Farmer Palette, Yuma, CO, 2014
Shot from above, Evan Anderman’s aerial photographs capture the vastness of the plains, interplaying the landscape’s aesthetic with evidence of humanity’s impact on this sparsely inhabited land. Anderman’s photographs are at once stark and complex. The work encourages viewers to question how our choices intertwine with the unappreciated beauty and integrity of lands that are often overlooked.

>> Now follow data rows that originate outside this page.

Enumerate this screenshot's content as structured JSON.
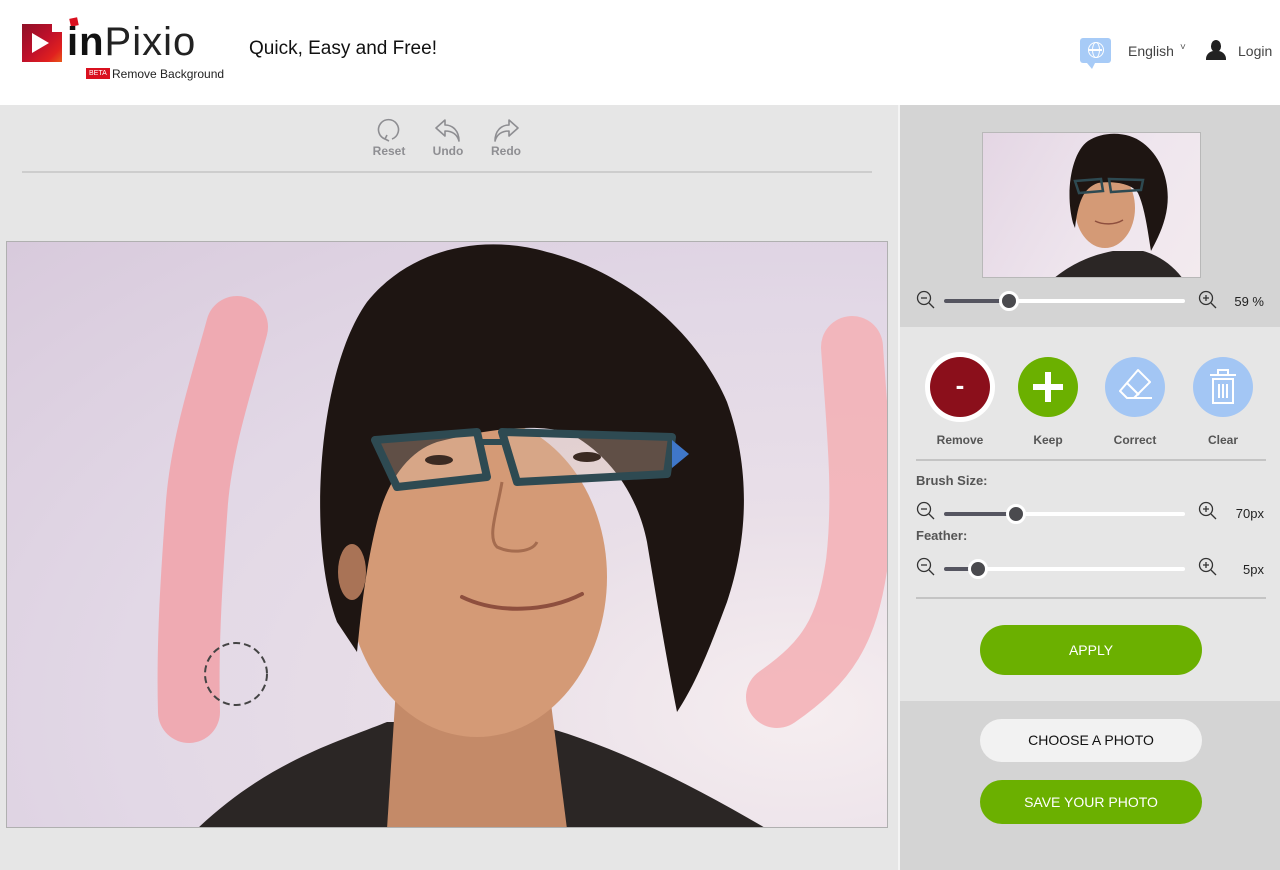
{
  "header": {
    "brand_bold": "in",
    "brand_light": "Pixio",
    "beta_badge": "BETA",
    "brand_subtitle": "Remove Background",
    "tagline": "Quick, Easy and Free!",
    "language": "English",
    "language_chevron": "˅",
    "login": "Login"
  },
  "toolbar": {
    "reset": "Reset",
    "undo": "Undo",
    "redo": "Redo"
  },
  "canvas": {
    "subject": "Portrait of a man with black hair and patterned glasses",
    "stroke_mode": "Remove",
    "stroke_color": "#f0a6ae"
  },
  "preview": {
    "zoom_value": "59 %",
    "zoom_percent": 59
  },
  "tools": {
    "remove": "Remove",
    "remove_glyph": "-",
    "keep": "Keep",
    "correct": "Correct",
    "clear": "Clear",
    "active": "remove"
  },
  "brush": {
    "size_label": "Brush Size:",
    "size_value": "70px",
    "size_fraction": 0.3,
    "feather_label": "Feather:",
    "feather_value": "5px",
    "feather_fraction": 0.14
  },
  "actions": {
    "apply": "APPLY",
    "choose": "CHOOSE A PHOTO",
    "save": "SAVE YOUR PHOTO"
  },
  "colors": {
    "brand_red": "#d9101f",
    "remove": "#8b0f1b",
    "keep": "#6bb000",
    "correct": "#a3c6f4",
    "button_green": "#6bb000"
  }
}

Anderman has chosen to concentrate on photographing Colorado’s Eastern Plains since their subtle beauty demonstrates global issues on a local scale. It is a sparsely populated region subject to a diverse mix of land use. A large part is given over to raising crops or grazing cattle, which if not carefully managed, can decimate the land. Beyond that, the energy business, which until recently was a small presence in the area, has been expanding rapidly, encroaching on or even overlaying the agricultural spaces. It is still unclear if they can co-exist and how the changing dynamics will impact the land.
Anderman challenges our understanding of the relationship between human development and the natural world by documenting the way that we use the land. As a geologist, when he flies over the high plains of eastern Colorado, he looks at the many, overlapping layers and how the land has been modified by a combination of processes, both natural and manmade. The lowest, the land itself has been created over millions of years and forms the foundation. Draped on top of that, mankind has imposed itself in various ways with activities that are collectively called “progress.” While his main interest is the subtle beauty of the landscape itself, he also likes to tease out what man has done with that land, and make the viewer wonder what is going on and why.